Peritonsillar abscess (PTA) or quinsy is a potentially severe suppurative complication of upper respiratory infection that is frequently diagnosed and managed in the emergency department. The spectrum of disease (from early cellulitis to abscess) is thought to be due to the inflammation of the minor salivary glands (Weber’s glands) that lie superior to the palatine tonsils. Unfortunately, clinical signs, such as “hot potato” voice and soft palate deviation away from the affected side, classically used to diagnose PTA, are neither sensitive (78%) nor specific (50%) in differentiating simple pharyngitis from a drainable abscess. Given the morbidity associated with a missed PTA, some emergency physicians choose empiric drainage, leading to a high frequency of painful negative aspiration attempts.1,2
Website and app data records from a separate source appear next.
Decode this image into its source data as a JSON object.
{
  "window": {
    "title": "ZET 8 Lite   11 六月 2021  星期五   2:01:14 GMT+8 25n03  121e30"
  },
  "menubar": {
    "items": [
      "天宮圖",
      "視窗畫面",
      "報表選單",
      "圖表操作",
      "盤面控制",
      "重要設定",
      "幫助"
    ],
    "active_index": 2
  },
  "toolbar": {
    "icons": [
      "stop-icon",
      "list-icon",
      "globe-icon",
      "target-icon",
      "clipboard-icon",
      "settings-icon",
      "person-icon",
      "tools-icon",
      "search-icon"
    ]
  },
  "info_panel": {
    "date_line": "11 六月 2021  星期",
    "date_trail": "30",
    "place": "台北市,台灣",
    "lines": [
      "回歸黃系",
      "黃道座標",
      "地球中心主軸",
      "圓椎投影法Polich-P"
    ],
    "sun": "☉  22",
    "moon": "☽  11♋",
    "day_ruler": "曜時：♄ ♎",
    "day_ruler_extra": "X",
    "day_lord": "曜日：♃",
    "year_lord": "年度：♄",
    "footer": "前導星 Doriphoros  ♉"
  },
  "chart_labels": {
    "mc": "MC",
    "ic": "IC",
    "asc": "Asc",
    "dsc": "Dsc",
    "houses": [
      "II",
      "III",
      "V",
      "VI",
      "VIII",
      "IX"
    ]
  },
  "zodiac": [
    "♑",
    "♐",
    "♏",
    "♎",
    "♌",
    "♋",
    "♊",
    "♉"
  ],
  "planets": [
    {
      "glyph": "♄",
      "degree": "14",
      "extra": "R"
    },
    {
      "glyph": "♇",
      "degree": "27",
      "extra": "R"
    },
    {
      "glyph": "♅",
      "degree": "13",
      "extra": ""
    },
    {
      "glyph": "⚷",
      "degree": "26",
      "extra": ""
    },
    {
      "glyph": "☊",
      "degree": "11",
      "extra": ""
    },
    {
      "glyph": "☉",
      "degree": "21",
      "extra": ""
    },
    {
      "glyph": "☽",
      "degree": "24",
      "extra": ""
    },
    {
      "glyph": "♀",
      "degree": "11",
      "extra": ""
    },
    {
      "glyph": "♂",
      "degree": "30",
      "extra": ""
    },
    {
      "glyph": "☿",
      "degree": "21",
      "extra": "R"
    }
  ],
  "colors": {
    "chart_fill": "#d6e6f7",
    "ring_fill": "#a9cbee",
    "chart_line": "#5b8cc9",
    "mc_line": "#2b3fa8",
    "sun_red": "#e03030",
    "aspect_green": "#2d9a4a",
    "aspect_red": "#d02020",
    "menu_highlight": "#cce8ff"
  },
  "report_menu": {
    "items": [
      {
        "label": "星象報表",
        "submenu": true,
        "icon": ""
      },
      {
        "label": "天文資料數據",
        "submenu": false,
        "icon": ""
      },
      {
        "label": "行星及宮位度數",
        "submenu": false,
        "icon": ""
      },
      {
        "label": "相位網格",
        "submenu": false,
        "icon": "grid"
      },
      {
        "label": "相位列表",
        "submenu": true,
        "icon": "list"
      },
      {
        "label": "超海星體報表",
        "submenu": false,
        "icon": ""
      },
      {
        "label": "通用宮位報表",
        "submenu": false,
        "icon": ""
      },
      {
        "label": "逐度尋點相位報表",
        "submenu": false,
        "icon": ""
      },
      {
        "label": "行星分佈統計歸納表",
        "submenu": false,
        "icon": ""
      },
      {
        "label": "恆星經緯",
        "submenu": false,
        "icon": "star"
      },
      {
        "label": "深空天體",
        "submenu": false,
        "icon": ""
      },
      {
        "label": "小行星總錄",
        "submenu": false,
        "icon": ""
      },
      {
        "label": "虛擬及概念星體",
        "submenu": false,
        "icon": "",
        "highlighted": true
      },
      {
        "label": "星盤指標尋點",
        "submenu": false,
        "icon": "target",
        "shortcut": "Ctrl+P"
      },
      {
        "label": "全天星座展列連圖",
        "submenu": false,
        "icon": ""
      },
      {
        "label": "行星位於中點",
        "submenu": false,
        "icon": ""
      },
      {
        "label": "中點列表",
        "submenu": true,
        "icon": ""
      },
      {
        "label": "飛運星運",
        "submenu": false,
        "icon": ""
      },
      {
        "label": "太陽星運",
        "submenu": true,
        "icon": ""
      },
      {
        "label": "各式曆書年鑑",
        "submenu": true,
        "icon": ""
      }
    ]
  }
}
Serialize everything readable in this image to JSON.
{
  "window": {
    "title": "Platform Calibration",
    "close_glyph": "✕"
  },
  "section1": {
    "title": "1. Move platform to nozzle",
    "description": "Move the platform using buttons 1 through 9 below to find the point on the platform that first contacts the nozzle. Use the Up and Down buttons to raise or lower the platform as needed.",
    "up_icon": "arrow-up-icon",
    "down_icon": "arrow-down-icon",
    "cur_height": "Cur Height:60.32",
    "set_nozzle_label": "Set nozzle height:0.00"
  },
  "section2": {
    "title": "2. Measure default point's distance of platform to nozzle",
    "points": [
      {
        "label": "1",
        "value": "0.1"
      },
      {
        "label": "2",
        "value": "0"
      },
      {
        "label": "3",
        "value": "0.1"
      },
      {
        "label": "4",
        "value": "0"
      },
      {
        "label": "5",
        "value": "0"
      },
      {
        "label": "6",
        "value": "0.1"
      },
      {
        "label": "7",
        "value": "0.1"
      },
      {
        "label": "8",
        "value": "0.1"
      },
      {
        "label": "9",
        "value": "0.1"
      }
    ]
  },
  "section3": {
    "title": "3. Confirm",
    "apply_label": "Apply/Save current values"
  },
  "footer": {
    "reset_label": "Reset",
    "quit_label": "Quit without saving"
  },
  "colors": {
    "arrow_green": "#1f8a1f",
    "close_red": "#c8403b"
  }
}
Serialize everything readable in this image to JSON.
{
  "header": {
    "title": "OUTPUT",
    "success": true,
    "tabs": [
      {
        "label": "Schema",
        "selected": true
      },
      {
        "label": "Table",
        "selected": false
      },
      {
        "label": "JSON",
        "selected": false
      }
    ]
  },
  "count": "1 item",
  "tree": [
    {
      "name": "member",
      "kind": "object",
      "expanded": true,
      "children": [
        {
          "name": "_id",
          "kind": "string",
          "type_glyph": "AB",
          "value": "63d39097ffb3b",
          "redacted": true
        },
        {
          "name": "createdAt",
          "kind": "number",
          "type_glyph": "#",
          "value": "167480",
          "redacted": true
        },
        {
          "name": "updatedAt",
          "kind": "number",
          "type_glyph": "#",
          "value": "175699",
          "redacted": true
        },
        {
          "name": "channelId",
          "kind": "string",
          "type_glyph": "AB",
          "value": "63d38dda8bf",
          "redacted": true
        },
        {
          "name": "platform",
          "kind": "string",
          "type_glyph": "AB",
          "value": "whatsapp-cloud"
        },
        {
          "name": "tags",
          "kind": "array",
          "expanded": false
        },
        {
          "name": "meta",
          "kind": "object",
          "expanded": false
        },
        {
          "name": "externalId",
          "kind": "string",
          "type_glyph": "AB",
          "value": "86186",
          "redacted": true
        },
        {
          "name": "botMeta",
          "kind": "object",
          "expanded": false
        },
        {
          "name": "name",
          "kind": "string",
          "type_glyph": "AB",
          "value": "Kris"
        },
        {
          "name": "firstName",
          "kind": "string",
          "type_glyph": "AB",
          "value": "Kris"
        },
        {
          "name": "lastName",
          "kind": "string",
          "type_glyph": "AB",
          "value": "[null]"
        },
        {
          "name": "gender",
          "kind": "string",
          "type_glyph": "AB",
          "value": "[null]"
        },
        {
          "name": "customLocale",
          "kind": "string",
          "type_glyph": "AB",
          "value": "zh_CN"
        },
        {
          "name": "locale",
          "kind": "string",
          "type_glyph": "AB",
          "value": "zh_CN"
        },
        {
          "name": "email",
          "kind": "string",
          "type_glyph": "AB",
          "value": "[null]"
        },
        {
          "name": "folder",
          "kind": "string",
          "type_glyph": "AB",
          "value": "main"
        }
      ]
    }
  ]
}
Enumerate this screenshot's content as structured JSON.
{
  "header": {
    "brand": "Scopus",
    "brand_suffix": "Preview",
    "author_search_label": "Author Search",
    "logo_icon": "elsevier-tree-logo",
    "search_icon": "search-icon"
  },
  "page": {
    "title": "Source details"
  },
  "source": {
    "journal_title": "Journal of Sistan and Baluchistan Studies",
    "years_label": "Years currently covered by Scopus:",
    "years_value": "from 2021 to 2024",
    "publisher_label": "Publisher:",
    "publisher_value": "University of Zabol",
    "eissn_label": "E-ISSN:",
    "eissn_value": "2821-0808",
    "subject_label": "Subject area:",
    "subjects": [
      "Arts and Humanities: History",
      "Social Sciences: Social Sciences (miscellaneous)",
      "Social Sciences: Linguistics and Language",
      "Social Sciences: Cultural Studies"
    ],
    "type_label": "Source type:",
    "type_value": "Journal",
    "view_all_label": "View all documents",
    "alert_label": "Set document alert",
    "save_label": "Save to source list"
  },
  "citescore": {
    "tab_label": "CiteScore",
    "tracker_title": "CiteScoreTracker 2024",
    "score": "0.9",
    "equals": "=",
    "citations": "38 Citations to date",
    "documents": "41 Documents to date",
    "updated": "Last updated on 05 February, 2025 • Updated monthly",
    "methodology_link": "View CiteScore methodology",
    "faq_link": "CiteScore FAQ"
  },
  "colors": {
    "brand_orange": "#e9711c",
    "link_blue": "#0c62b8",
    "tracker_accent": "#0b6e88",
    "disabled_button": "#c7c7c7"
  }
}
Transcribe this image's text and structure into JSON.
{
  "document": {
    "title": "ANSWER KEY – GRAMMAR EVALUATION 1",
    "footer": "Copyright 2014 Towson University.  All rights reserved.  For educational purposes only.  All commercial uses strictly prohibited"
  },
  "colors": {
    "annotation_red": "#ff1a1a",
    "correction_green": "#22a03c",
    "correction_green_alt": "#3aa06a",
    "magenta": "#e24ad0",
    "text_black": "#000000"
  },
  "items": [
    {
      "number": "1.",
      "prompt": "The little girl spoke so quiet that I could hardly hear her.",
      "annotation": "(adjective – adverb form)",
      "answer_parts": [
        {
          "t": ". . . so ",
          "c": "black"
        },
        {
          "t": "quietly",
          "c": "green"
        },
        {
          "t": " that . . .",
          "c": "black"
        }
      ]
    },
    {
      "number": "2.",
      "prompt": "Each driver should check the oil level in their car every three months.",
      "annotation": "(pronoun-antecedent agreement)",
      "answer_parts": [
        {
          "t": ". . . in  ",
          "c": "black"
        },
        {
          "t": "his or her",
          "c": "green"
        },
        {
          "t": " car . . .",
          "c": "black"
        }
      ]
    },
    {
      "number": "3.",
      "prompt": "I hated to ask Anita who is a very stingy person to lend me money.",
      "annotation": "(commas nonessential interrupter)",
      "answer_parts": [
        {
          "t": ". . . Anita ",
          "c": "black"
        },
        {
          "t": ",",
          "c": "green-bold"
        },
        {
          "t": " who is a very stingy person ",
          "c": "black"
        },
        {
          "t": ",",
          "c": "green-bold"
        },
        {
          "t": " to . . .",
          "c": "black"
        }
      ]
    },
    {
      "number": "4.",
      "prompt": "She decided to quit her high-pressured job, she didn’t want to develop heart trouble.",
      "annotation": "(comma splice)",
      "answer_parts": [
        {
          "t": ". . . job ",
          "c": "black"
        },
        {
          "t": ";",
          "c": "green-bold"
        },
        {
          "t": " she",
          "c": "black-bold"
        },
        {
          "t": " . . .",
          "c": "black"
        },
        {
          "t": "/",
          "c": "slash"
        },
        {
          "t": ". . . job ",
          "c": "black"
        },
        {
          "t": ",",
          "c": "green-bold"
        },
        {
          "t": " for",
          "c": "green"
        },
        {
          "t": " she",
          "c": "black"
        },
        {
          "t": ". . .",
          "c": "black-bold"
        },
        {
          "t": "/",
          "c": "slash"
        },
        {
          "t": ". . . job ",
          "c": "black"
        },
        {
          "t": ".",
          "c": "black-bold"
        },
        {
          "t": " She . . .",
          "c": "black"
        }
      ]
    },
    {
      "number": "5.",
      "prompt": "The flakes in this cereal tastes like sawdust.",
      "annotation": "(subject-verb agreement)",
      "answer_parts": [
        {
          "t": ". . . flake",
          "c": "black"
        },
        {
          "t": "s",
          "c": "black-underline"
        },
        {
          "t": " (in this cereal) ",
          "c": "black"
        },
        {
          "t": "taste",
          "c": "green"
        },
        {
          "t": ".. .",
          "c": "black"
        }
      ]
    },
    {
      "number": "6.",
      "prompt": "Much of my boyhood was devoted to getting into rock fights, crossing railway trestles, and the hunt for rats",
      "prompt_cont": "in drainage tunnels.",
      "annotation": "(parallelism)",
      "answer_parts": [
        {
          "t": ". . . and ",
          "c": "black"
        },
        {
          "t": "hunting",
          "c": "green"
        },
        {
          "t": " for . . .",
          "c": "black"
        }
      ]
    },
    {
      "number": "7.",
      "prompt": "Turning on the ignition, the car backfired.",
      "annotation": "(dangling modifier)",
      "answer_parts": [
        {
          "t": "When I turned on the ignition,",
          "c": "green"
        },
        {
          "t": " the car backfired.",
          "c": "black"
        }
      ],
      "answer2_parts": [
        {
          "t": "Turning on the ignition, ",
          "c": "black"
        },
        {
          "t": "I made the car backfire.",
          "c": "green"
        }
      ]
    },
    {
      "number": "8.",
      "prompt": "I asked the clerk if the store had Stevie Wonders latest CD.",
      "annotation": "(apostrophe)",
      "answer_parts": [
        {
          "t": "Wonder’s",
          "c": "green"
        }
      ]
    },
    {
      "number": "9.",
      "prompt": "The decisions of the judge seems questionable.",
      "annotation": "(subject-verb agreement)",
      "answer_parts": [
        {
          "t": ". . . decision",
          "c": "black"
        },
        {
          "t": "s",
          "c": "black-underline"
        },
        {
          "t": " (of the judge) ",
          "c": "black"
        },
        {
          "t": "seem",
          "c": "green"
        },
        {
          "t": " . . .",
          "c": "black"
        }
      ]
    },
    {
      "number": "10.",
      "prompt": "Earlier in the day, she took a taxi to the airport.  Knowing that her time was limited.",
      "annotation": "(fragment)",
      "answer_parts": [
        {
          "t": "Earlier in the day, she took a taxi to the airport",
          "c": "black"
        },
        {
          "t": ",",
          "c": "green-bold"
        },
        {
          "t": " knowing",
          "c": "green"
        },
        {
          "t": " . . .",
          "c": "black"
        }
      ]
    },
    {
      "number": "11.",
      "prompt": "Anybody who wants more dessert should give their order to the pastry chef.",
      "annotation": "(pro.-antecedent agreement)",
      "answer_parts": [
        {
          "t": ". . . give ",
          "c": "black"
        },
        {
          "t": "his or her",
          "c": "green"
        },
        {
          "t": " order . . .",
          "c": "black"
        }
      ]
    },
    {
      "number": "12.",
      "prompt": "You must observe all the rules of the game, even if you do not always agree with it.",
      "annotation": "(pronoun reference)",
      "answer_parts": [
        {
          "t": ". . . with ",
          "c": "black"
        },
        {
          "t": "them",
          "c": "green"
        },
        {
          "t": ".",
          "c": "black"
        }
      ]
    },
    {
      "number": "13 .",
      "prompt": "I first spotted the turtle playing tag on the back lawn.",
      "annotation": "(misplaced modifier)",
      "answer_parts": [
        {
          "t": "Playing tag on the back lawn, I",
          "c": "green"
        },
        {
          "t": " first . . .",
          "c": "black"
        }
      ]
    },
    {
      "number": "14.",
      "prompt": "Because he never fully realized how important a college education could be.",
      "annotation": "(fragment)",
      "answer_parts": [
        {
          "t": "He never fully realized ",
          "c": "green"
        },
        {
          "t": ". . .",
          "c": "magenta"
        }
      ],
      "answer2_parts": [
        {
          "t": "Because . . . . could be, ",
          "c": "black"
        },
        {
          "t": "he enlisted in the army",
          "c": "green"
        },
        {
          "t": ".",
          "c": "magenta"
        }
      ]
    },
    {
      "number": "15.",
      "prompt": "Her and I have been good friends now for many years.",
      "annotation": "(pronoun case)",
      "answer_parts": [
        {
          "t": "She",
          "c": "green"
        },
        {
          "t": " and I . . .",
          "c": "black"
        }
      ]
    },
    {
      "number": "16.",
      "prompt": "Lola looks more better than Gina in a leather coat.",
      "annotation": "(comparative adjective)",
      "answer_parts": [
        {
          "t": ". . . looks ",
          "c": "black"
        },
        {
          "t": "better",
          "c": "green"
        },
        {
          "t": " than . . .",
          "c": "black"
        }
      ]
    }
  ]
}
Explore This IssueACEP News: Vol 32 – No 06 – June 2013
Recently, point-of-care ultrasound has been shown to improve diagnostic accuracy in distinguishing between peritonsillar cellulitis from abscess, with sensitivities ranging from 89-95% and specificities ranging from 79-100%.3 Even though computed tomography scan has sensitivities near 100%, potentially harmful ionizing radiation, increased emergency department length of stay and health care costs all contribute to make point-of-care ultrasound ideal in the identification and management of suspected cases of PTA.
The palatine tonsils lie in the depression between the palatoglossal and palatopharyngeal arches, covered by a capsule formed by the intrapharyngeal aponeurosis (Pic. 1). The peritonsillar space is located between the palatine tonsils on the medial aspect and the fascia of the superior constrictor muscle on the lateral aspect. With cellulitis or abscess formation, infection can spread along this potential space, irritating surrounding muscles, and causing trismus.4 The carotid artery lies posterolateral to the peritonsillar space and can be identified readily with ultrasound when attempting to visualize the peritonsillar space.
Analgesia and Anesthesia
Intravenous analgesic and anti-inflammatory medicines should be administered to reduce the initial trismus that often prevents a thorough examination of the posterior pharynx (we recommend intravenous ketorolac 15-30 mg and dexamethasone 10 mg for adults). Topical anesthesia can be accomplished with nebulized lidocaine (5 mL 2% lidocaine) via a facemask and augmented by atomizing 2% lidocaine directly onto the posterior pharyngeal mucosa. Additionally injecting a small amount of submucosal anesthetic (1-2% lidocaine with epinephrine) with a small-gauge needle (25 to 30 g) in the area of concern can provide a high level of anesthesia and facilitate both the posterior pharynx examination and needle aspiration.